Today, I ran into a "funny" situation where I got caught by my own mail server and DNS configuration. Actually, I'm referring to the Sender Policy Framework (SPF) and it disallowed that an email would have been delivered on my behalf.
Delivery Status Notification
Earlier on I wanted to share a document on OneDrive with my client, and was surprised that he didn't get any invitation by email within the usual 5 to 10 minutes. Well, it turned out that the email had been declined with a Delivery Status Notification (SMTP 550):
Reporting-MTA: dns;DUB004-OMC2S4.hotmail.com Received-From-MTA: dns;DUB131-DS14 Arrival-Date: Fri, 12 Dec 2014 03:22:13 -0800 Final-Recipient: rfc822;firstname.lastname@example.org Action: failed Status: 5.7.1 Diagnostic-Code: smtp;550 5.7.1 <email@example.com>: Recipient address rejected: Please see https://www.openspf.net/Why?s=mfrom;id=....
SPF is configured via DNS
Although SPF is used for mail transfers it is configured in the DNS records of a domain. There you should specify an SPF record, or at least a TXT record with similar content to this:
v=spf1 a mx a:kirstaetter.name ptr:smtp.kirstaetter.name mx:smtp.kirstaetter.name -all
The explanation of the various mechanisms for the configuration of an outbound mail server is available in the Sender Policy Framework Record Syntax. And it is actually not too hard to learn and apply.
Rather be safe than sorry

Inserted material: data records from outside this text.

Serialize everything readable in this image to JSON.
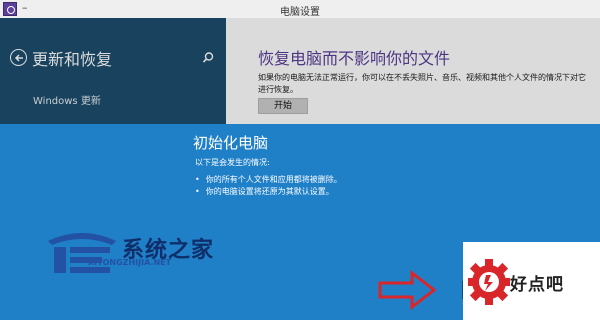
{
  "window": {
    "title": "电脑设置",
    "minimize_glyph": "–"
  },
  "nav": {
    "title": "更新和恢复",
    "items": [
      {
        "label": "Windows 更新"
      }
    ],
    "icons": {
      "back": "back-arrow-icon",
      "search": "search-icon"
    }
  },
  "content": {
    "title": "恢复电脑而不影响你的文件",
    "description": "如果你的电脑无法正常运行，你可以在不丢失照片、音乐、视频和其他个人文件的情况下对它进行恢复。",
    "start_button": "开始"
  },
  "dialog": {
    "title": "初始化电脑",
    "subtitle": "以下是会发生的情况:",
    "bullets": [
      "你的所有个人文件和应用都将被删除。",
      "你的电脑设置将还原为其默认设置。"
    ]
  },
  "watermark": {
    "brand": "系统之家",
    "domain": "XITONGZHIJIA.NET"
  },
  "badge": {
    "text": "好点吧",
    "icon": "gear-logo-icon"
  },
  "colors": {
    "nav_bg": "#1d4d6e",
    "dialog_bg": "#1f7fc7",
    "accent_purple": "#5b3f9a",
    "arrow_red": "#d9262a"
  }
}
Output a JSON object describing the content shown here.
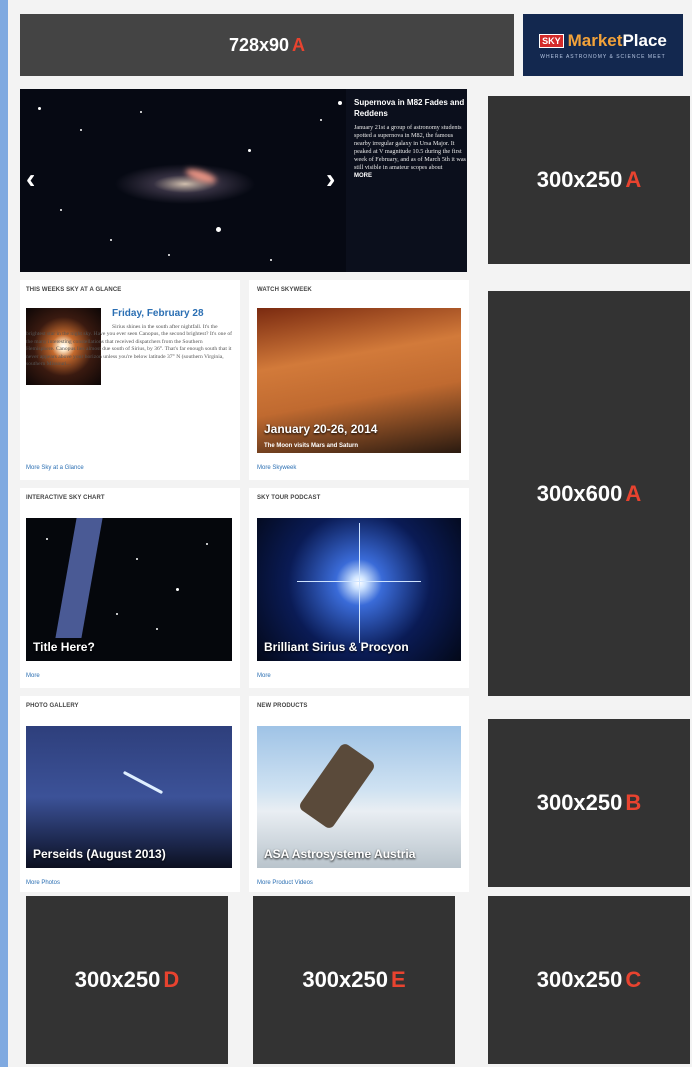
{
  "top_banner": {
    "size": "728x90",
    "letter": "A"
  },
  "marketplace": {
    "sky": "SKY",
    "market": "Market",
    "place": "Place",
    "tagline": "WHERE ASTRONOMY & SCIENCE MEET"
  },
  "hero": {
    "title": "Supernova in M82 Fades and Reddens",
    "body": "January 21st a group of astronomy students spotted a supernova in M82, the famous nearby irregular galaxy in Ursa Major. It peaked at V magnitude 10.5 during the first week of February, and as of March 5th it was still visible in amateur scopes about",
    "more": "MORE",
    "prev_icon": "‹",
    "next_icon": "›"
  },
  "glance": {
    "section": "THIS WEEKS SKY AT A GLANCE",
    "date": "Friday, February 28",
    "text": "Sirius shines in the south after nightfall. It's the brightest star in the night sky. Have you ever seen Canopus, the second brightest? It's one of the many interesting constellations that received dispatchers from the Southern Hemisphere. Canopus lies almost due south of Sirius, by 36°. That's far enough south that it never appears above your horizon unless you're below latitude 37° N (southern Virginia, southern Missouri...",
    "link": "More Sky at a Glance"
  },
  "skyweek": {
    "section": "WATCH SKYWEEK",
    "caption": "January  20-26, 2014",
    "subcaption": "The Moon visits Mars and Saturn",
    "link": "More Skyweek"
  },
  "chart": {
    "section": "INTERACTIVE SKY CHART",
    "caption": "Title Here?",
    "link": "More"
  },
  "podcast": {
    "section": "SKY TOUR PODCAST",
    "caption": "Brilliant Sirius & Procyon",
    "link": "More"
  },
  "gallery": {
    "section": "PHOTO GALLERY",
    "caption": "Perseids (August 2013)",
    "link": "More Photos"
  },
  "products": {
    "section": "NEW PRODUCTS",
    "caption": "ASA Astrosysteme Austria",
    "link": "More Product Videos"
  },
  "ads": {
    "a1": {
      "size": "300x250",
      "letter": "A"
    },
    "a600": {
      "size": "300x600",
      "letter": "A"
    },
    "b": {
      "size": "300x250",
      "letter": "B"
    },
    "d": {
      "size": "300x250",
      "letter": "D"
    },
    "e": {
      "size": "300x250",
      "letter": "E"
    },
    "c": {
      "size": "300x250",
      "letter": "C"
    }
  },
  "colors": {
    "ad_bg": "#333333",
    "ad_letter": "#e8432f",
    "link": "#2b6fb3",
    "page_border": "#7fa9e0"
  }
}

In case that you didn't configure SPF for your domain(s) yet. Please, go ahead and do yourself and mainly other internauts a favour and set-up your DNS records accordingly. It doesn't take that much time but improves your reputation as an outbound mail host.